Cena is in the midst of a career Renaissance right now and is consistently praised for every good match he has. People go out of their way to talk about how good Cena is, considering he’s managed to overcome the “Five Moves of Doom” stigma. Orton has had tremendous matches with Bryan, Christian, Rollins, Sheamus, even people like Kane and Mark Henry, but when Orton has a great match, it’s just another day at the office. Again, nothing sticks to the guy.
How he got to this point is an interesting question. It doesn’t hurt that he has the last iconic finishing move in WWE, maybe in all of pro wrestling. Fans still lose their minds when he hits the RKO. The fact that he’s almost made a game of how to find new ways to deliver it, only adds to the legend of the maneuver. I think more than that though, the fans view him as one of those guys that actually did break through the glass ceiling.
Despite his protected standing in the company now, Orton wasn’t handed the world on a silver platter like Cena was.
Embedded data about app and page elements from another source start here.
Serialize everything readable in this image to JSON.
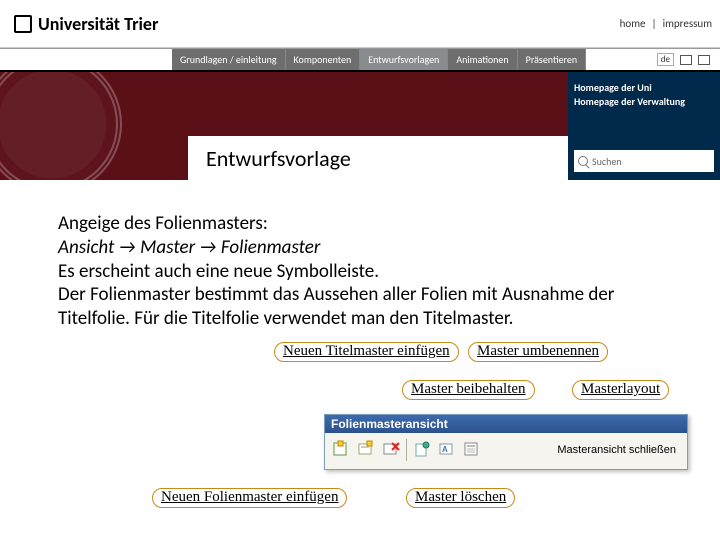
{
  "header": {
    "logo_text": "Universität Trier",
    "top_links": [
      "home",
      "impressum"
    ]
  },
  "nav": {
    "tabs": [
      {
        "label": "Grundlagen / einleitung"
      },
      {
        "label": "Komponenten"
      },
      {
        "label": "Entwurfsvorlagen",
        "active": true
      },
      {
        "label": "Animationen"
      },
      {
        "label": "Präsentieren"
      }
    ],
    "lang": "de"
  },
  "hero": {
    "title": "Entwurfsvorlage",
    "side_links": [
      "Homepage der Uni",
      "Homepage der Verwaltung"
    ],
    "search_placeholder": "Suchen"
  },
  "content": {
    "line1": "Angeige des Folienmasters:",
    "line2": "Ansicht → Master → Folienmaster",
    "line3": "Es erscheint auch eine neue Symbolleiste.",
    "line4": "Der Folienmaster bestimmt das Aussehen aller Folien mit Ausnahme der Titelfolie. Für die Titelfolie verwendet man den Titelmaster."
  },
  "buttons": {
    "insert_title_master": "Neuen Titelmaster einfügen",
    "rename_master": "Master umbenennen",
    "keep_master": "Master beibehalten",
    "master_layout": "Masterlayout",
    "insert_slide_master": "Neuen Folienmaster einfügen",
    "delete_master": "Master löschen"
  },
  "toolbar": {
    "title": "Folienmasteransicht",
    "close_label": "Masteransicht schließen",
    "icon_names": [
      "insert-slide-master-icon",
      "insert-title-master-icon",
      "delete-master-icon",
      "keep-master-icon",
      "rename-master-icon",
      "master-layout-icon"
    ]
  }
}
A lot of that was Orton’s fault, which he admits himself for his attitude issues and not getting it. There was a time after his first World Title run failed after just a month as champion, that people felt he would be fired before he was ever World Champion again. When the successful partnership with Edge in Rated RKO was broken up, it was clear that Edge was the guy that would get the push. He was the Michaels, Orton was the Jannetty. So when Orton finally broke through and won the title again, ironically due to a Cena injury where he had to vacate the title, the fans were actually happy that Orton was given the opportunity again. It had been a long three years for Orton.
The fact that Orton has been able to develop this Teflon personality is his greatest attribute in my opinion. When he’s a face, 100% of the crowd cheers him. When he’s a heel, 100% of the crowd boos him. He’s a chameleon in that he can be put in any and all situations. He thrives on that.
So while everyone makes plans for all the top superstars for SummerSlam and ultimately WrestleMania next year (the card that I couldn’t even find a match for him myself), he’ll just be in the background, doing what he does best, being one of the greatest wrestlers we’ve ever seen while somehow managing to be overlooked at the same time.
We’ve never seen a superstar like that before, and we may never see one again.
What’s your take on Orton in today’s WWE? Let me know in the comments below.